On our blog, we have previously discussed cases where the dispute in a case is whether an injured worker was actually engaged in his or her employment duties at the time of the injury (what we call the “scope and course” of their work). As you may have noticed, these cases often depend on the exact facts involved, making it hard to discern a general rule. A case recently published from the Commonwealth Court of Pennsylvania did nothing to change this status.
In Grill v. Workers’ Compensation Appeal Board (U.S. Airways), the injured worker was at his job, and was on work time. The accident happened when Claimant was helping his coworkers move a locker he brought from home to replace a battered one the Employer had been using. No supervisor had authorized, or was even aware of, this action. While moving the locker, the injured worker suffered shaft fractures in his fourth and fifth metacarpals, which required surgical treatment by the Philadelphia Hand Center.

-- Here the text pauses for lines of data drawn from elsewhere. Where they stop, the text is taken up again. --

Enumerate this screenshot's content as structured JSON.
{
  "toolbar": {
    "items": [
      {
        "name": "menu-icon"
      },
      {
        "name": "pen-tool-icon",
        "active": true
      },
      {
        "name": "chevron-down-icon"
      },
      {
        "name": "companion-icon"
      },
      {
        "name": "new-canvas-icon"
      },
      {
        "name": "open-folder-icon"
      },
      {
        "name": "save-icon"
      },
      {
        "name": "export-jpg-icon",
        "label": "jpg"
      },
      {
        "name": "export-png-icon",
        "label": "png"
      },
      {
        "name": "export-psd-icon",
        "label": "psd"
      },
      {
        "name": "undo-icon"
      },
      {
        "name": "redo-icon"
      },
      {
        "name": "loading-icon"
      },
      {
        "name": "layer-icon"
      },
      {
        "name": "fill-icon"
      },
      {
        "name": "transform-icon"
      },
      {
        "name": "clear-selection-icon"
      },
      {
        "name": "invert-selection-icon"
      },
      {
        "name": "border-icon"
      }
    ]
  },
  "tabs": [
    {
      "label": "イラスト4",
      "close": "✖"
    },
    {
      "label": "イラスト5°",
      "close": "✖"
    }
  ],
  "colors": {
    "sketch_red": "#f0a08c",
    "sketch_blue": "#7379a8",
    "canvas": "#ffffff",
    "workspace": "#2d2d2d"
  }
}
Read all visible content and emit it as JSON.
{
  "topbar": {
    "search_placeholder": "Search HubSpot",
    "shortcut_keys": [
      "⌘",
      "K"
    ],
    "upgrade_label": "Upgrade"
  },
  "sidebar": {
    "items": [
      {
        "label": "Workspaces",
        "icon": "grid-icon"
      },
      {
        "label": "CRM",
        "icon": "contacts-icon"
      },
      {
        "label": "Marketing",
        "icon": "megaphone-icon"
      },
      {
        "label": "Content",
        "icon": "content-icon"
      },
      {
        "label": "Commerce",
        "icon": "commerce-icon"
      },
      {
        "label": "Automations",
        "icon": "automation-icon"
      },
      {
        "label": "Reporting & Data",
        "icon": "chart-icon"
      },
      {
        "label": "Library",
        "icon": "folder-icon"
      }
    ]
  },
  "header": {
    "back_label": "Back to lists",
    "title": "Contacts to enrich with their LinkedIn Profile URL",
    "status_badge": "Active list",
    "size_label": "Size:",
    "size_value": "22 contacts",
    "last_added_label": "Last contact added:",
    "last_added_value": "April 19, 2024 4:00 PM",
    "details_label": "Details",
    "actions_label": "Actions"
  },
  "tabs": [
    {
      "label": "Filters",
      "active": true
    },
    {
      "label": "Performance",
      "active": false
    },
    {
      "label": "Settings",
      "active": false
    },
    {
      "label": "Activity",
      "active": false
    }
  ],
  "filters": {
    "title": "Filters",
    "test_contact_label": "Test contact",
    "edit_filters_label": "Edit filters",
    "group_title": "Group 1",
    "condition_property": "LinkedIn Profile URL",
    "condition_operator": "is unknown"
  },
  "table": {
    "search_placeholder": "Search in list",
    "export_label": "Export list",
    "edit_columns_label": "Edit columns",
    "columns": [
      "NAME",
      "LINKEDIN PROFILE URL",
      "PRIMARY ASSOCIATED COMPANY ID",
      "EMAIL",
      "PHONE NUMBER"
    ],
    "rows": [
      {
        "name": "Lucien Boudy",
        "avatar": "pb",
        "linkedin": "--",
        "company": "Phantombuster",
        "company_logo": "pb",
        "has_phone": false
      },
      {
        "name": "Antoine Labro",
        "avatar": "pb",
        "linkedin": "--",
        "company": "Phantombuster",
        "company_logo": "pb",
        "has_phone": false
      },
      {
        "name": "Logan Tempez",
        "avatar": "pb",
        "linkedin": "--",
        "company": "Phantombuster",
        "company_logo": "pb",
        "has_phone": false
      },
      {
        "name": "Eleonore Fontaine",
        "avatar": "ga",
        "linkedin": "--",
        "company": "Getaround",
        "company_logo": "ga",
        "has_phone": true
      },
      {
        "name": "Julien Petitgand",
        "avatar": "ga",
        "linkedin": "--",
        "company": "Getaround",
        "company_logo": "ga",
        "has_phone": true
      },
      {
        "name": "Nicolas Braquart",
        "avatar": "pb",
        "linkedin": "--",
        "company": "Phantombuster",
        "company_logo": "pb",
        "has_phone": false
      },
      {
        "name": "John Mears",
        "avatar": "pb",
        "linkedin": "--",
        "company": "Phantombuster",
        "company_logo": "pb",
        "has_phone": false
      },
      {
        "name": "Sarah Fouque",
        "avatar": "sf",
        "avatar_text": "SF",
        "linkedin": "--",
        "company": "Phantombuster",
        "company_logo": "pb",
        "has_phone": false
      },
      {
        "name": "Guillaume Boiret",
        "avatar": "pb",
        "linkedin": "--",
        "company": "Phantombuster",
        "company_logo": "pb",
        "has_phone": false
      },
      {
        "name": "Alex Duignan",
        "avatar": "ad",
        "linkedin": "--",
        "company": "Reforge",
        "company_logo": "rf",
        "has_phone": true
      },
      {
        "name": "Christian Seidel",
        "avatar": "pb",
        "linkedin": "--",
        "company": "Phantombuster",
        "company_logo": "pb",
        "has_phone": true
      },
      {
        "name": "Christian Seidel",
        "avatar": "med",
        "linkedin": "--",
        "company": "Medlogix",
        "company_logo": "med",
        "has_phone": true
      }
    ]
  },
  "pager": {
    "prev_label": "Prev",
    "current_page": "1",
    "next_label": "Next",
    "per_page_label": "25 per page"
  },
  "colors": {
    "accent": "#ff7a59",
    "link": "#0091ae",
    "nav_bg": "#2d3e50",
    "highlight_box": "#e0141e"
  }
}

When the claim was denied by the workers’ comp insurance carrier, the injured worker filed a Claim Petition. After hearing the evidence, the Workers’ Compensation Judge (WCJ) denied the Claim Petition. Specifically, the WCJ found that the injured worker was not required by his job to move the locker and that he had not sought permission from his supervisor to move the locker. As such, “Claimant was not engaged in the course and scope of his employment when he was injured.”